** Exercise **
Print the records exactly and in full, please; the pictures stay out.
::: Data for processing :::
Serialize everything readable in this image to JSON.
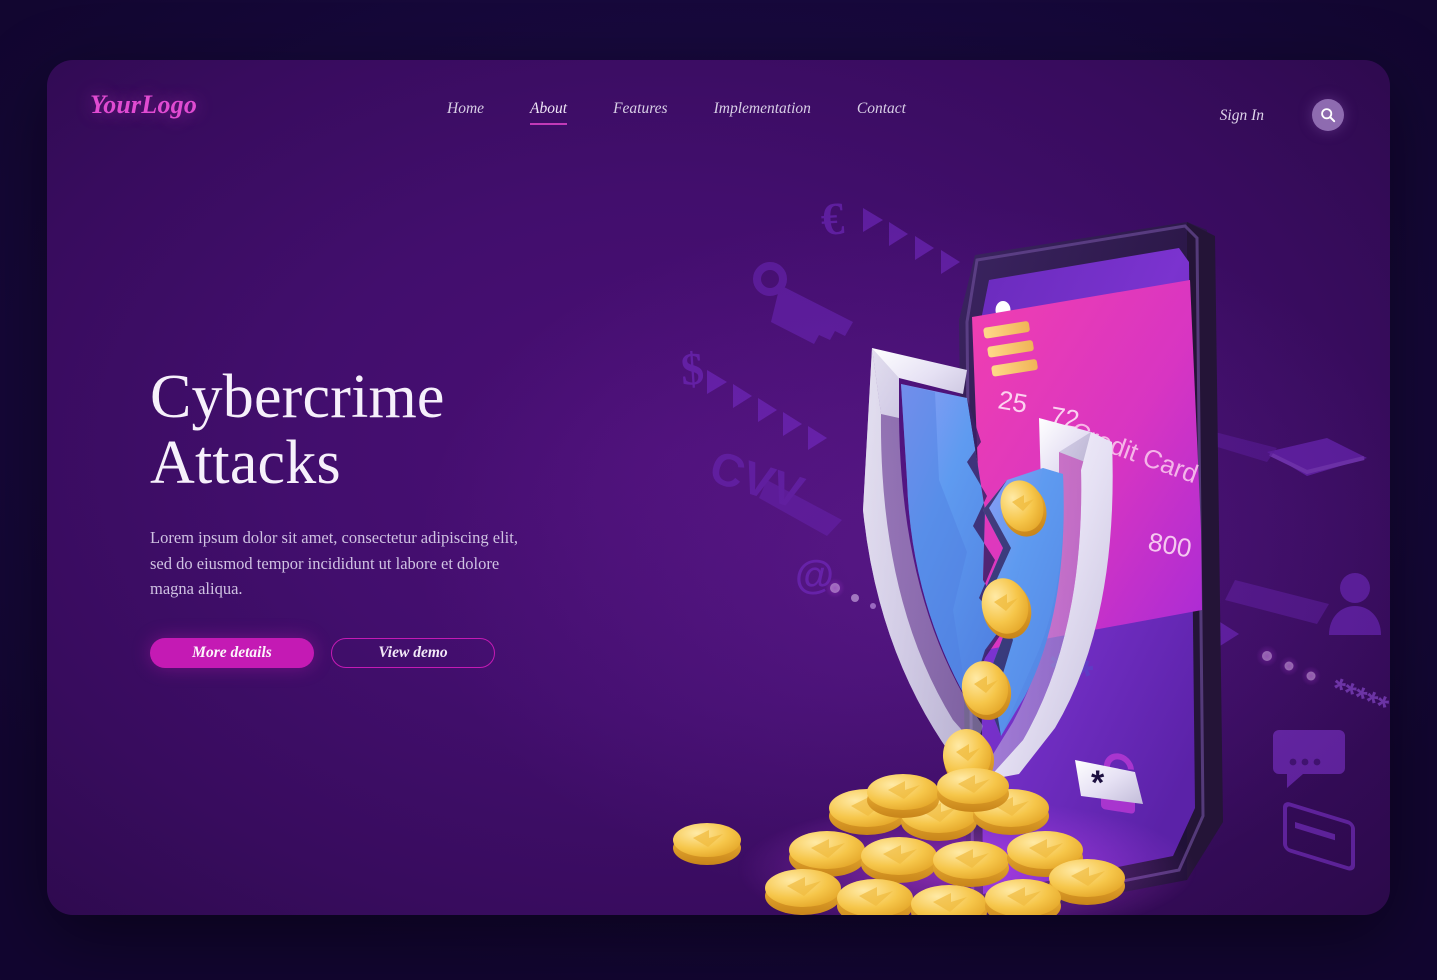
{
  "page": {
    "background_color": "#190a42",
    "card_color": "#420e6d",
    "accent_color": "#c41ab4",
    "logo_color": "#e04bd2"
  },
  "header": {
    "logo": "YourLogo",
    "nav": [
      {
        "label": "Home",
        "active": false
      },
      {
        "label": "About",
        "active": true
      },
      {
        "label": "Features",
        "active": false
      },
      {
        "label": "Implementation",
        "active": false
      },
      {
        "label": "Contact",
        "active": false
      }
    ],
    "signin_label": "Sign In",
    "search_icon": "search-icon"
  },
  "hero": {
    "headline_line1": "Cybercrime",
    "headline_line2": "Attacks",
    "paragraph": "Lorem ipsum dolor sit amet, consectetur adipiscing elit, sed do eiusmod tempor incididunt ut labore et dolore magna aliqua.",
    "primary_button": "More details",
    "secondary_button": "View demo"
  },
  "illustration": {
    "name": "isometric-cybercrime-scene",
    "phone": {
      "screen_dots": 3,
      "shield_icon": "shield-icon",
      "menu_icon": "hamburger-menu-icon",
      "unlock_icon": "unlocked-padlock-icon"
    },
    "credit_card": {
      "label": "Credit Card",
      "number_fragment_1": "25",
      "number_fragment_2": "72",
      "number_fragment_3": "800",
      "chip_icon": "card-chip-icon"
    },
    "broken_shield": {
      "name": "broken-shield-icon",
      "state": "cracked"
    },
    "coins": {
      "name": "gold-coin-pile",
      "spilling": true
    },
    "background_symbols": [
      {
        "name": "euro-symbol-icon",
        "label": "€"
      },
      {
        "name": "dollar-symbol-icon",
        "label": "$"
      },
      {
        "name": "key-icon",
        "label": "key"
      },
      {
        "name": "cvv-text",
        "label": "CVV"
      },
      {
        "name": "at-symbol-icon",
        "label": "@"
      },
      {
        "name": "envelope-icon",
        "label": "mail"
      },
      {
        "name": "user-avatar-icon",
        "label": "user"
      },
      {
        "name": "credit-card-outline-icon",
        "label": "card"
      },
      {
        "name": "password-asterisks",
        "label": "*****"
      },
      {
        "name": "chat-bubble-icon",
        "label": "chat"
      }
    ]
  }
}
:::
** Exercise answer **
Serialize everything readable in this image to JSON.
{
  "page": {
    "background_color": "#190a42",
    "card_color": "#420e6d",
    "accent_color": "#c41ab4",
    "logo_color": "#e04bd2"
  },
  "header": {
    "logo": "YourLogo",
    "nav": [
      {
        "label": "Home",
        "active": false
      },
      {
        "label": "About",
        "active": true
      },
      {
        "label": "Features",
        "active": false
      },
      {
        "label": "Implementation",
        "active": false
      },
      {
        "label": "Contact",
        "active": false
      }
    ],
    "signin_label": "Sign In",
    "search_icon": "search-icon"
  },
  "hero": {
    "headline_line1": "Cybercrime",
    "headline_line2": "Attacks",
    "paragraph": "Lorem ipsum dolor sit amet, consectetur adipiscing elit, sed do eiusmod tempor incididunt ut labore et dolore magna aliqua.",
    "primary_button": "More details",
    "secondary_button": "View demo"
  },
  "illustration": {
    "name": "isometric-cybercrime-scene",
    "phone": {
      "screen_dots": 3,
      "shield_icon": "shield-icon",
      "menu_icon": "hamburger-menu-icon",
      "unlock_icon": "unlocked-padlock-icon"
    },
    "credit_card": {
      "label": "Credit Card",
      "number_fragment_1": "25",
      "number_fragment_2": "72",
      "number_fragment_3": "800",
      "chip_icon": "card-chip-icon"
    },
    "broken_shield": {
      "name": "broken-shield-icon",
      "state": "cracked"
    },
    "coins": {
      "name": "gold-coin-pile",
      "spilling": true
    },
    "background_symbols": [
      {
        "name": "euro-symbol-icon",
        "label": "€"
      },
      {
        "name": "dollar-symbol-icon",
        "label": "$"
      },
      {
        "name": "key-icon",
        "label": "key"
      },
      {
        "name": "cvv-text",
        "label": "CVV"
      },
      {
        "name": "at-symbol-icon",
        "label": "@"
      },
      {
        "name": "envelope-icon",
        "label": "mail"
      },
      {
        "name": "user-avatar-icon",
        "label": "user"
      },
      {
        "name": "credit-card-outline-icon",
        "label": "card"
      },
      {
        "name": "password-asterisks",
        "label": "*****"
      },
      {
        "name": "chat-bubble-icon",
        "label": "chat"
      }
    ]
  }
}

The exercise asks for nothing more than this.